(vii). If shares are not treated as stock-in-trade by an assessee but as investments in the books of account, the writing off made by the assessee of such shares cannot be claimed u/s.36 of the Act.

(viii). Bad debts should be written off when accounts are made up

(ix). If a business, along with its assets and liabilities, is transferred by one owner to another, the debt so transferred by one owner should be entitled to the same treatment in the hands of the successor. The recovery of the debt is a right transferred along with the numerous other rights comprising the subject of the transfer.It is merely an incident flowing from the transfer of the business, together with its assets and liabilities, from the previous owner to the transferee. It is a right which should, on a proper appreciation of all that is implied in the transfer of a business, be regarded as belonging to the new owner.

The Tribunal observed that the assessee had claimed bad debts for the sums outstanding from seven foreign parties and the bad debts pertained to AY. 1994-95 to 99-00. It was also noted that the assessee did not file any documentary evidence about offering the income that represented bad debts before the AO or the FAA.

It was observed that the bad debts claimed by the assessee were for those AY.s., when the export was 100% free and generally the export were made against LCs. The assesse had claimed deduction u/s.80HHC for the exports made. If it had not received money from overseas parties it should have revised the claim made by it. In absence of any documentary evidence to prove non realisation of exports proceeds claim made by it under the head bad debts cannot be accepted. Before becoming bad debt, it should be a debt.

The ITAT opined it is the duty of the assessee to support its claim by documentary evidences whenever it states that certain expenses were incurred for carrying out its normal business or whenever any claim for deduction/rebate/exemption is made. Onus is always on assessee to prove its claim.

It was observed that in the instant case, both the AO and CIT(A) had given a categorical finding of facts that no reliable evidence was produced before them to prove that disputed amounts have turned in to bad debts.

The ITAT observed that there was a long gap between the alleged sums becoming bad debts and their writing off. For more than a decade the assessee sat quietly and suddenly, in the year under appeal, claimed that certain sums should be treated as bad debts.

The ITAT rejected the contention that sweet-will of the assessee decides the issue of time of writing off of bad debts. It opined that ‘will’ of the Sovereign will prevail over the ‘will’ of its subjects. Writing off of bad debts and claiming deduction for it are two different steps and have different consequences. In first situation only assessee is involved. But, in second situation State also has stakes. Legislature in its wisdom has laid down certain conditions u/s 36 of the Act and those provisions govern the writing off of bad debts and not the sweet will of the assessees.

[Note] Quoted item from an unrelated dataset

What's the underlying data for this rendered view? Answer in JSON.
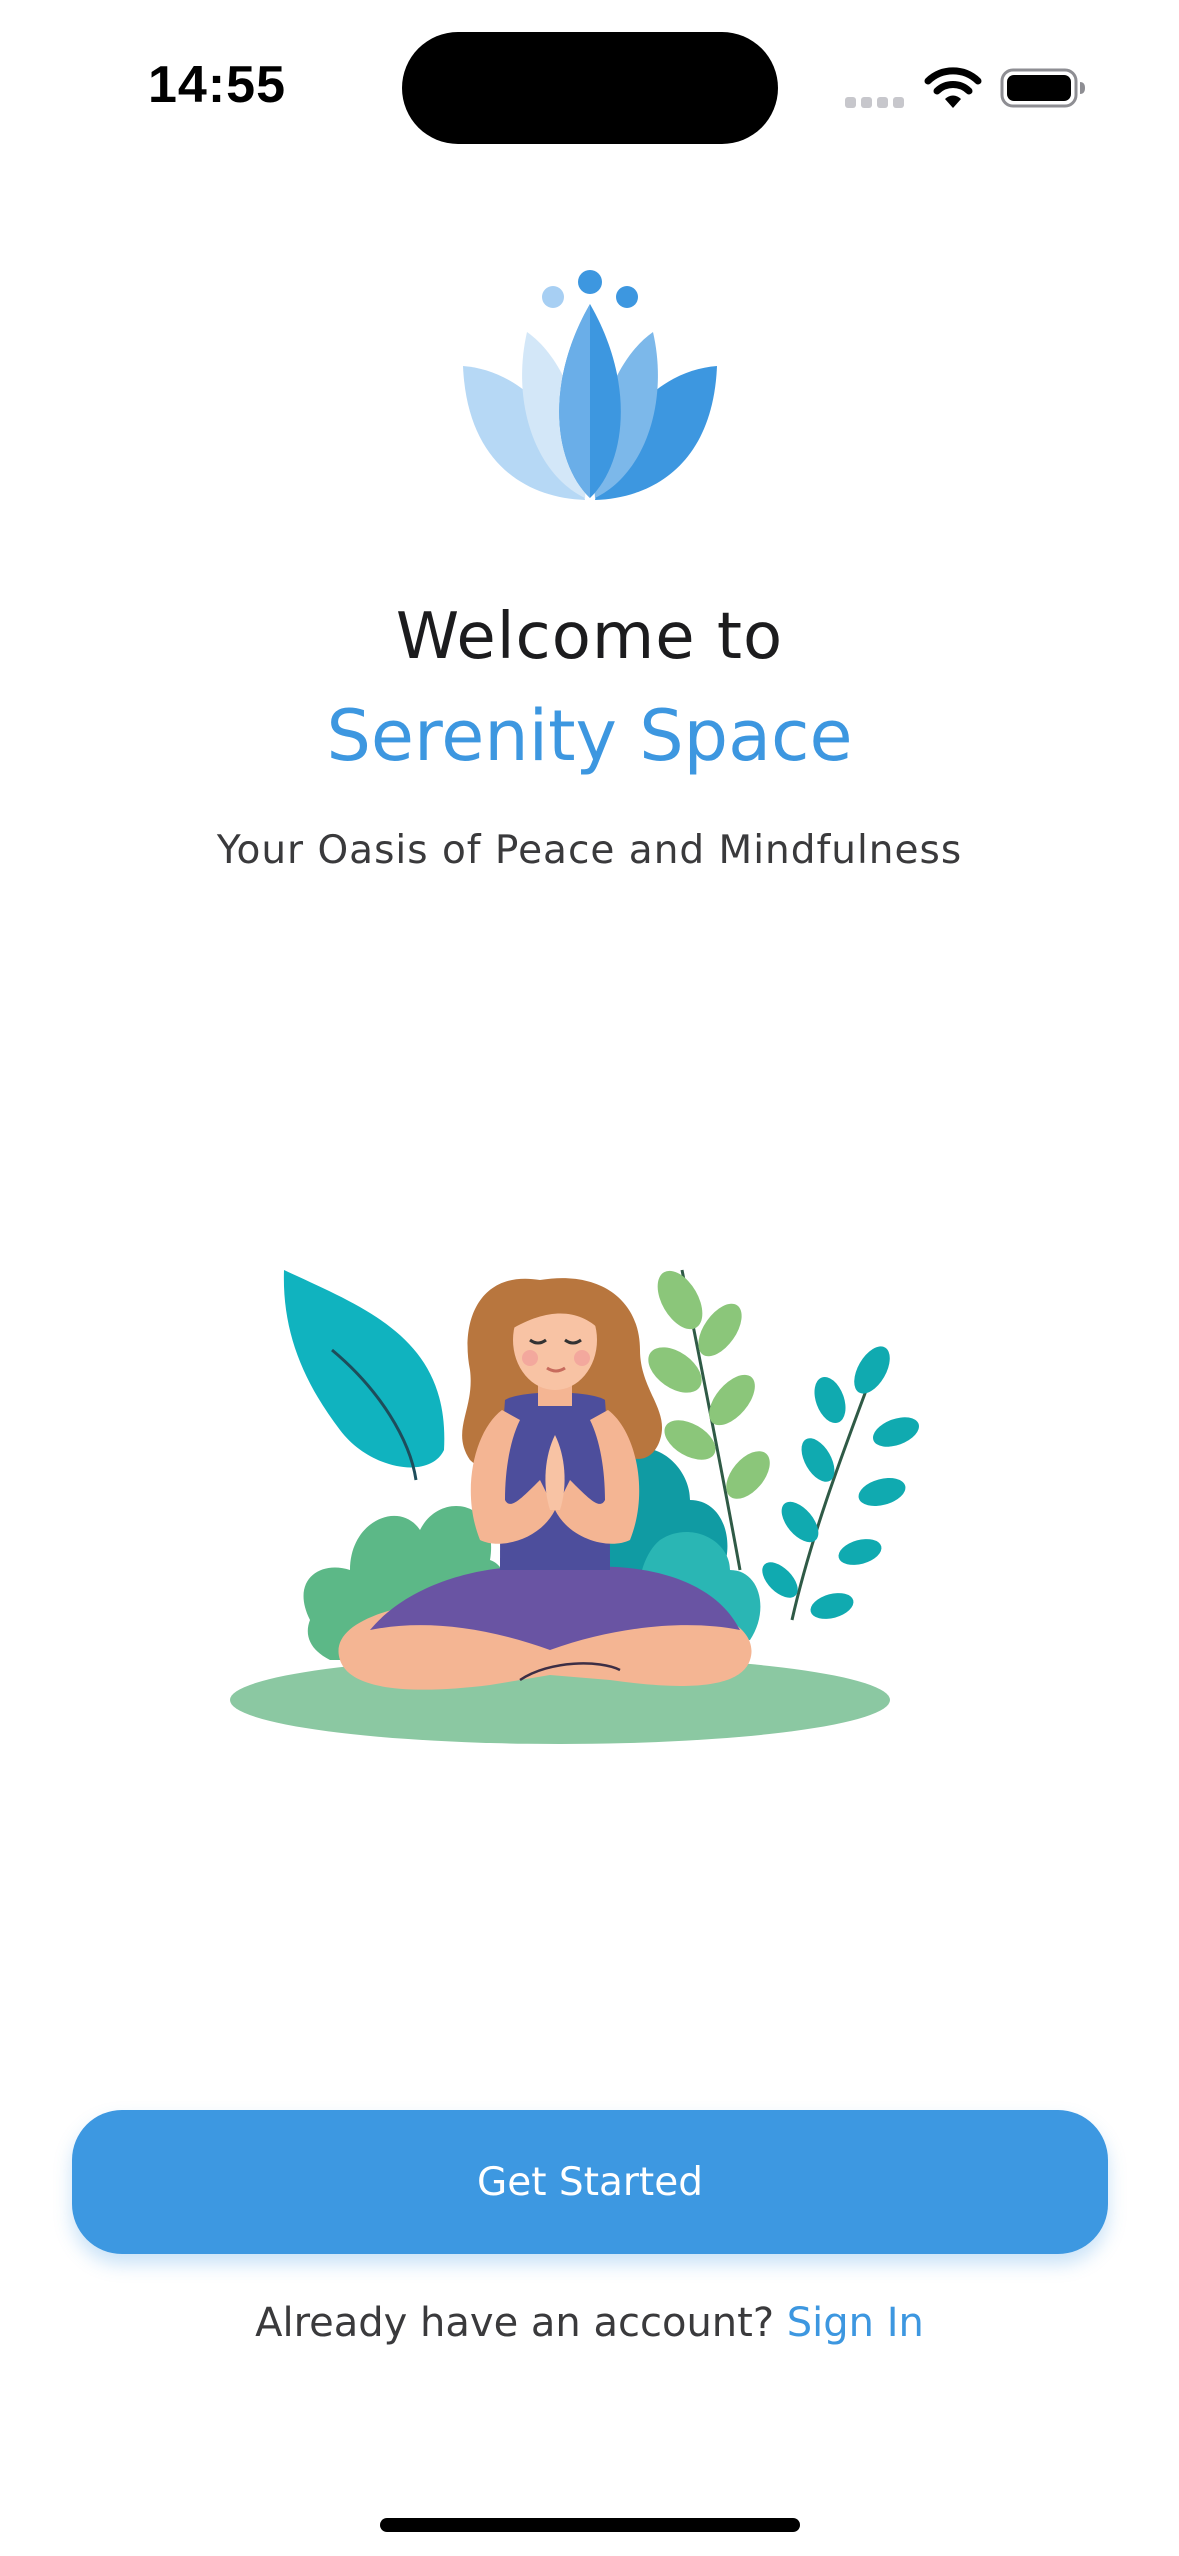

The Tribunal opined that the relevant provisions stipulate that for claiming deduction the assessee should establish that amount in question was not received. On the plea of non availability of the documents prior to AY. 2001-02, the Tribunal opined that nothing prevented assessee to claim deduction in the year 2001-02.

Held:
It was held that the genuineness of the claim made by the assessee had not been proved and therefore, the claims made by the assessee could not be allowed.

Principles for writing off bad debts

Download Full Judgment

----------- Similar Posts: -----------

Leave a Reply

Subscribe to ABCAUS Newsletter

Get reliable, authentic and latest updates on taxation/corporate and other laws in your mail box free.



After subscribing, please check your email (including spam or junk folder) and activate the subscription link by clicking it.